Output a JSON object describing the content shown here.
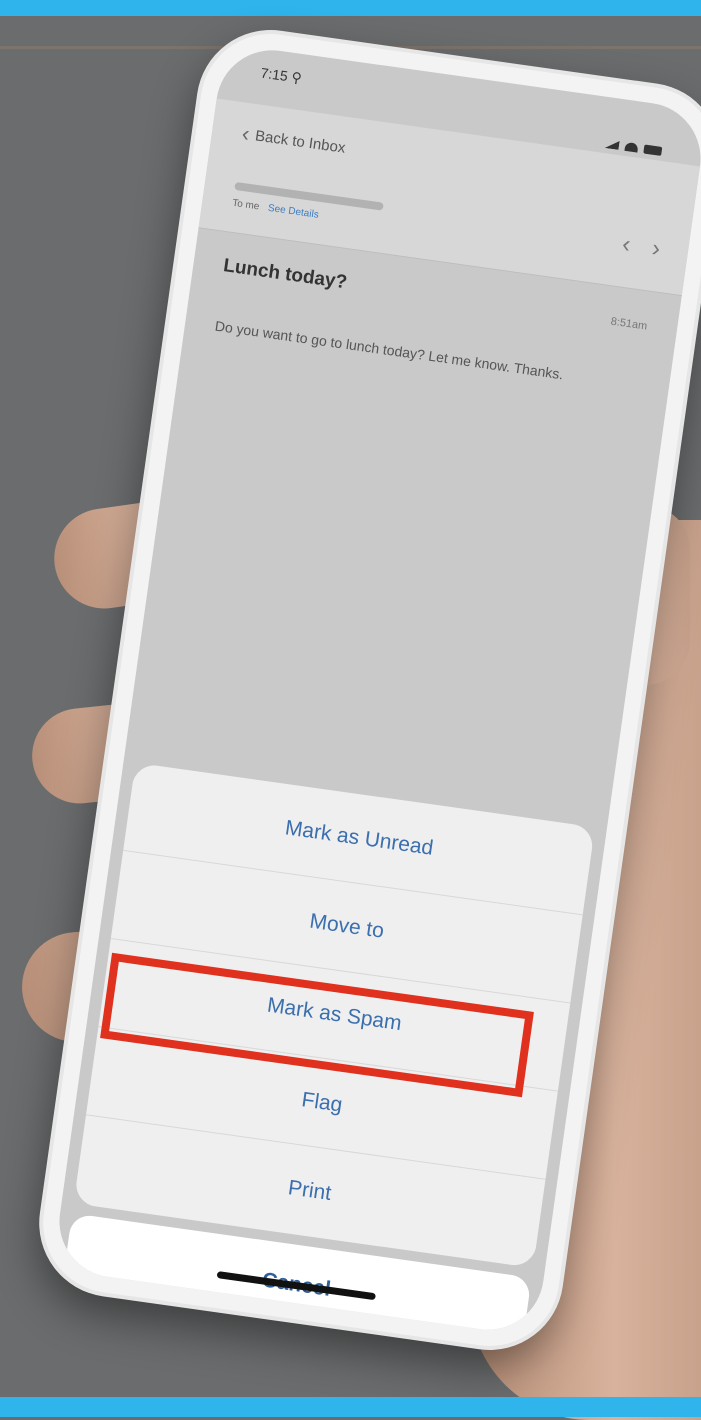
{
  "status_bar": {
    "time": "7:15 ⚲"
  },
  "header": {
    "back_label": "Back to Inbox",
    "to_prefix": "To me",
    "see_details": "See Details"
  },
  "email": {
    "subject": "Lunch today?",
    "time": "8:51am",
    "body": "Do you want to go to lunch today? Let me know. Thanks."
  },
  "action_sheet": {
    "items": [
      {
        "label": "Mark as Unread"
      },
      {
        "label": "Move to"
      },
      {
        "label": "Mark as Spam"
      },
      {
        "label": "Flag"
      },
      {
        "label": "Print"
      }
    ],
    "cancel_label": "Cancel",
    "highlighted_item": "Mark as Spam"
  },
  "colors": {
    "frame_accent": "#2fb4ec",
    "highlight_border": "#e0301e",
    "action_text": "#3b6fae"
  }
}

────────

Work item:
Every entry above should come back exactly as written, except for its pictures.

Exercise answer:
Output a JSON object describing the content shown here.
{
  "status_bar": {
    "time": "7:15 ⚲"
  },
  "header": {
    "back_label": "Back to Inbox",
    "to_prefix": "To me",
    "see_details": "See Details"
  },
  "email": {
    "subject": "Lunch today?",
    "time": "8:51am",
    "body": "Do you want to go to lunch today? Let me know. Thanks."
  },
  "action_sheet": {
    "items": [
      {
        "label": "Mark as Unread"
      },
      {
        "label": "Move to"
      },
      {
        "label": "Mark as Spam"
      },
      {
        "label": "Flag"
      },
      {
        "label": "Print"
      }
    ],
    "cancel_label": "Cancel",
    "highlighted_item": "Mark as Spam"
  },
  "colors": {
    "frame_accent": "#2fb4ec",
    "highlight_border": "#e0301e",
    "action_text": "#3b6fae"
  }
}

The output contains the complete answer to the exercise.